Now, it has its own permanent home at its own blog.

To check out what everyone has received over the last week, visit the blog and check out the links.  Leave yours too.

Also, each week, Leslie, Vicki, and I will share the Books that Caught Our Eye from everyone’s weekly links.

Here’s what I received:

1.  William Shakespeare’s Star Wars: Verily, a New Hope by Ian Doescher from Quirk Books for review.

Return once more to a galaxy far, far away with this sublime retelling of George Lucas’s epic Star Wars in the style of the immortal Bard of Avon. The saga of a wise (Jedi) knight and an evil (Sith) lord, of a beautiful princess held captive and a young hero coming of age, Star Wars abounds with all the valor and villainy of Shakespeare’s greatest plays. ’Tis a tale told by fretful droids, full of faithful Wookiees and fearstome Stormtroopers, signifying…pretty much everything.

Reimagined in glorious iambic pentameter—and complete with twenty gorgeous Elizabethan illustrations–William Shakespeare’s Star Wars will astound and edify Rebels and Imperials alike. Zounds! This is the book you’re looking for.

2.  The Frangipani Hotel by Violet Kupersmith from TLC Book Tours and Random House for a tour in March.

A beautiful young woman appears fully dressed in an overflowing bathtub at the Frangipani Hotel in Hanoi. A jaded teenage girl in Houston befriends an older Vietnamese gentleman she discovers naked behind a dumpster. A trucker in Saigon is asked to drive a dying young man home to his village. A plump Vietnamese-American teenager is sent to her elderly grandmother in Ho Chi Minh City to lose weight, only to be lured out of the house by the wafting aroma of freshly baked bread. In these evocative and always surprising stories, the supernatural coexists with the mundane lives of characters who struggle against the burdens of the past.

Based on traditional Vietnamese folk tales told to Kupersmith by her grandmother, these fantastical, chilling, and thoroughly contemporary stories are a boldly original exploration of Vietnamese culture, addressing both the immigrant experience and the lives of those who remained behind.
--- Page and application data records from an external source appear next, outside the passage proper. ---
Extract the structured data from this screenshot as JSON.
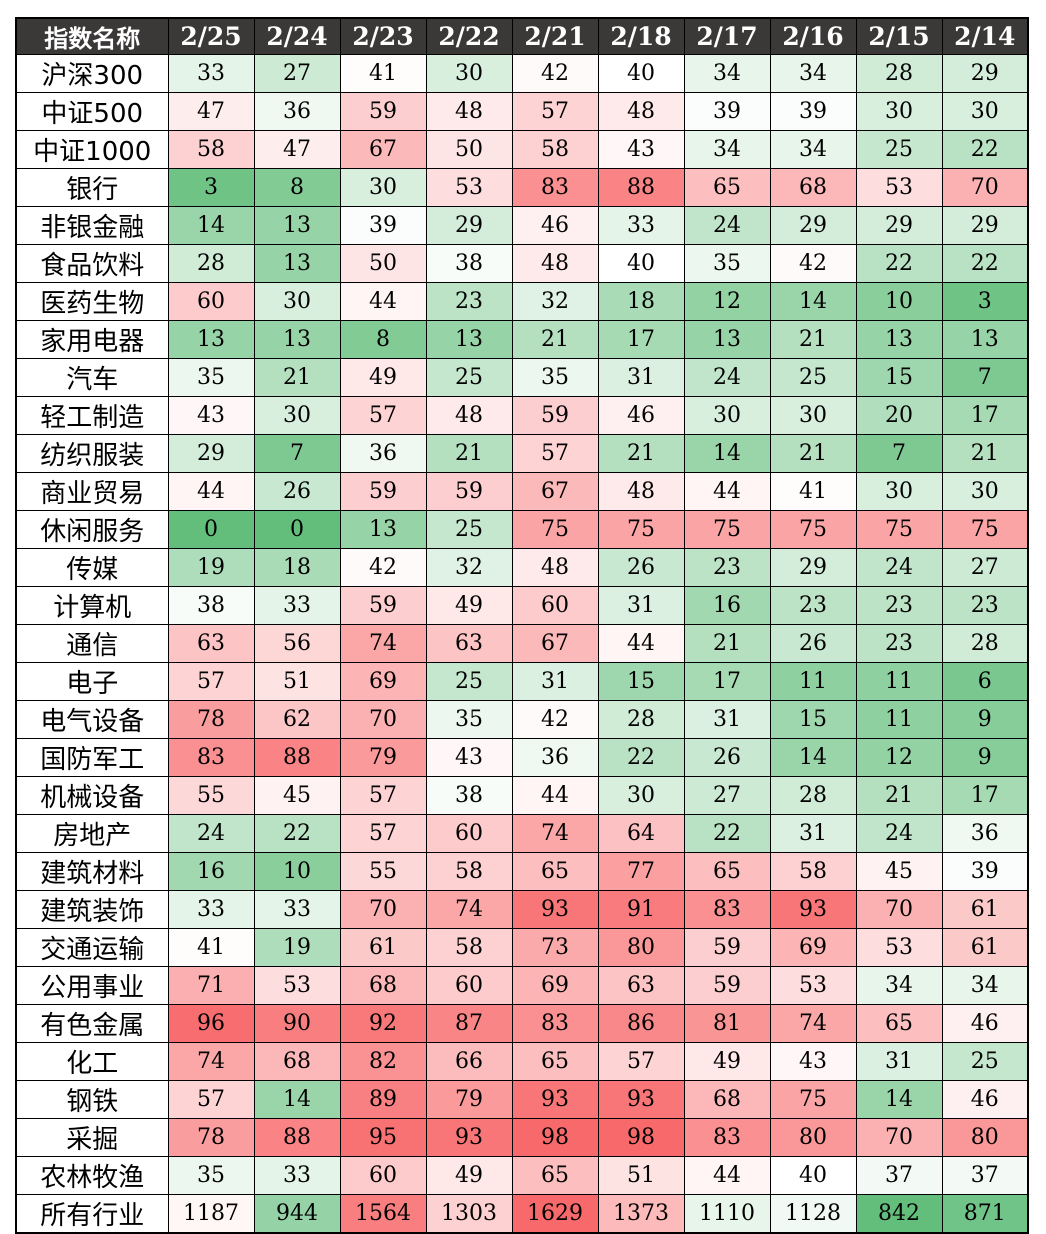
{
  "chart_data": {
    "type": "heatmap",
    "corner_label": "指数名称",
    "columns": [
      "2/25",
      "2/24",
      "2/23",
      "2/22",
      "2/21",
      "2/18",
      "2/17",
      "2/16",
      "2/15",
      "2/14"
    ],
    "rows": [
      {
        "name": "沪深300",
        "values": [
          33,
          27,
          41,
          30,
          42,
          40,
          34,
          34,
          28,
          29
        ]
      },
      {
        "name": "中证500",
        "values": [
          47,
          36,
          59,
          48,
          57,
          48,
          39,
          39,
          30,
          30
        ]
      },
      {
        "name": "中证1000",
        "values": [
          58,
          47,
          67,
          50,
          58,
          43,
          34,
          34,
          25,
          22
        ]
      },
      {
        "name": "银行",
        "values": [
          3,
          8,
          30,
          53,
          83,
          88,
          65,
          68,
          53,
          70
        ]
      },
      {
        "name": "非银金融",
        "values": [
          14,
          13,
          39,
          29,
          46,
          33,
          24,
          29,
          29,
          29
        ]
      },
      {
        "name": "食品饮料",
        "values": [
          28,
          13,
          50,
          38,
          48,
          40,
          35,
          42,
          22,
          22
        ]
      },
      {
        "name": "医药生物",
        "values": [
          60,
          30,
          44,
          23,
          32,
          18,
          12,
          14,
          10,
          3
        ]
      },
      {
        "name": "家用电器",
        "values": [
          13,
          13,
          8,
          13,
          21,
          17,
          13,
          21,
          13,
          13
        ]
      },
      {
        "name": "汽车",
        "values": [
          35,
          21,
          49,
          25,
          35,
          31,
          24,
          25,
          15,
          7
        ]
      },
      {
        "name": "轻工制造",
        "values": [
          43,
          30,
          57,
          48,
          59,
          46,
          30,
          30,
          20,
          17
        ]
      },
      {
        "name": "纺织服装",
        "values": [
          29,
          7,
          36,
          21,
          57,
          21,
          14,
          21,
          7,
          21
        ]
      },
      {
        "name": "商业贸易",
        "values": [
          44,
          26,
          59,
          59,
          67,
          48,
          44,
          41,
          30,
          30
        ]
      },
      {
        "name": "休闲服务",
        "values": [
          0,
          0,
          13,
          25,
          75,
          75,
          75,
          75,
          75,
          75
        ]
      },
      {
        "name": "传媒",
        "values": [
          19,
          18,
          42,
          32,
          48,
          26,
          23,
          29,
          24,
          27
        ]
      },
      {
        "name": "计算机",
        "values": [
          38,
          33,
          59,
          49,
          60,
          31,
          16,
          23,
          23,
          23
        ]
      },
      {
        "name": "通信",
        "values": [
          63,
          56,
          74,
          63,
          67,
          44,
          21,
          26,
          23,
          28
        ]
      },
      {
        "name": "电子",
        "values": [
          57,
          51,
          69,
          25,
          31,
          15,
          17,
          11,
          11,
          6
        ]
      },
      {
        "name": "电气设备",
        "values": [
          78,
          62,
          70,
          35,
          42,
          28,
          31,
          15,
          11,
          9
        ]
      },
      {
        "name": "国防军工",
        "values": [
          83,
          88,
          79,
          43,
          36,
          22,
          26,
          14,
          12,
          9
        ]
      },
      {
        "name": "机械设备",
        "values": [
          55,
          45,
          57,
          38,
          44,
          30,
          27,
          28,
          21,
          17
        ]
      },
      {
        "name": "房地产",
        "values": [
          24,
          22,
          57,
          60,
          74,
          64,
          22,
          31,
          24,
          36
        ]
      },
      {
        "name": "建筑材料",
        "values": [
          16,
          10,
          55,
          58,
          65,
          77,
          65,
          58,
          45,
          39
        ]
      },
      {
        "name": "建筑装饰",
        "values": [
          33,
          33,
          70,
          74,
          93,
          91,
          83,
          93,
          70,
          61
        ]
      },
      {
        "name": "交通运输",
        "values": [
          41,
          19,
          61,
          58,
          73,
          80,
          59,
          69,
          53,
          61
        ]
      },
      {
        "name": "公用事业",
        "values": [
          71,
          53,
          68,
          60,
          69,
          63,
          59,
          53,
          34,
          34
        ]
      },
      {
        "name": "有色金属",
        "values": [
          96,
          90,
          92,
          87,
          83,
          86,
          81,
          74,
          65,
          46
        ]
      },
      {
        "name": "化工",
        "values": [
          74,
          68,
          82,
          66,
          65,
          57,
          49,
          43,
          31,
          25
        ]
      },
      {
        "name": "钢铁",
        "values": [
          57,
          14,
          89,
          79,
          93,
          93,
          68,
          75,
          14,
          46
        ]
      },
      {
        "name": "采掘",
        "values": [
          78,
          88,
          95,
          93,
          98,
          98,
          83,
          80,
          70,
          80
        ]
      },
      {
        "name": "农林牧渔",
        "values": [
          35,
          33,
          60,
          49,
          65,
          51,
          44,
          40,
          37,
          37
        ]
      }
    ],
    "total_row": {
      "name": "所有行业",
      "values": [
        1187,
        944,
        1564,
        1303,
        1629,
        1373,
        1110,
        1128,
        842,
        871
      ]
    },
    "color_scale": {
      "low": "#63be7b",
      "mid": "#ffffff",
      "high": "#f8696b"
    }
  }
}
Lurking in the background of them all is a larger ghost—that of the Vietnam War, whose legacy continues to haunt us.

3.  Nothing Personal by Mike Offit, unexpectedly from Meryl Moss Media, which I donated to the library sale.

Warren Hament is a bright young man who wanders into a career in finance in the early 1980s. Nothing Personal is the extraordinary story of his rapid ascent toward success, painted against a landscape of temptation and personal discovery. Introduced to the seductive, elite bastions of wealth and privilege, and joined by his gorgeous and ambitious girlfriend, he gets a career boost when his mentor is found dead.

Warren soon finds himself at the center of two murder investigations as a crime spree seemingly focused on powerful finance wizards plagues Wall Street. The blood-soaked trail leads to vast wealth and limitless risk as Warren uncovers unexpected opportunity and unknown dangers at every turn and must face moral dilemmas for which he is wholly unprepared.

4. Bosley Builds a Tree House: Portuguese-English by Tim Johnson for review.

Bosley Bear teams up with his forest friends on this heart-warming adventure of helping each other build an incredible tree house. Encourage themes of teamwork, success and friendship as you teach your child new Portuguese words and phrases and enjoy a beautifully illustrated, fun, wholesome bedtime story with characters that any child will love.

5. Words Are Fun A to I (Sesame Street), which we got from the library sale.

6.  The Tale of Peter Rabbit board book, which we got from the library sale.

7.  What’s up There? (Muppet Babies), which we got from the library sale.

8.  Picture Perfect (Disney Fairies), which we got from the library sale.

What did you receive?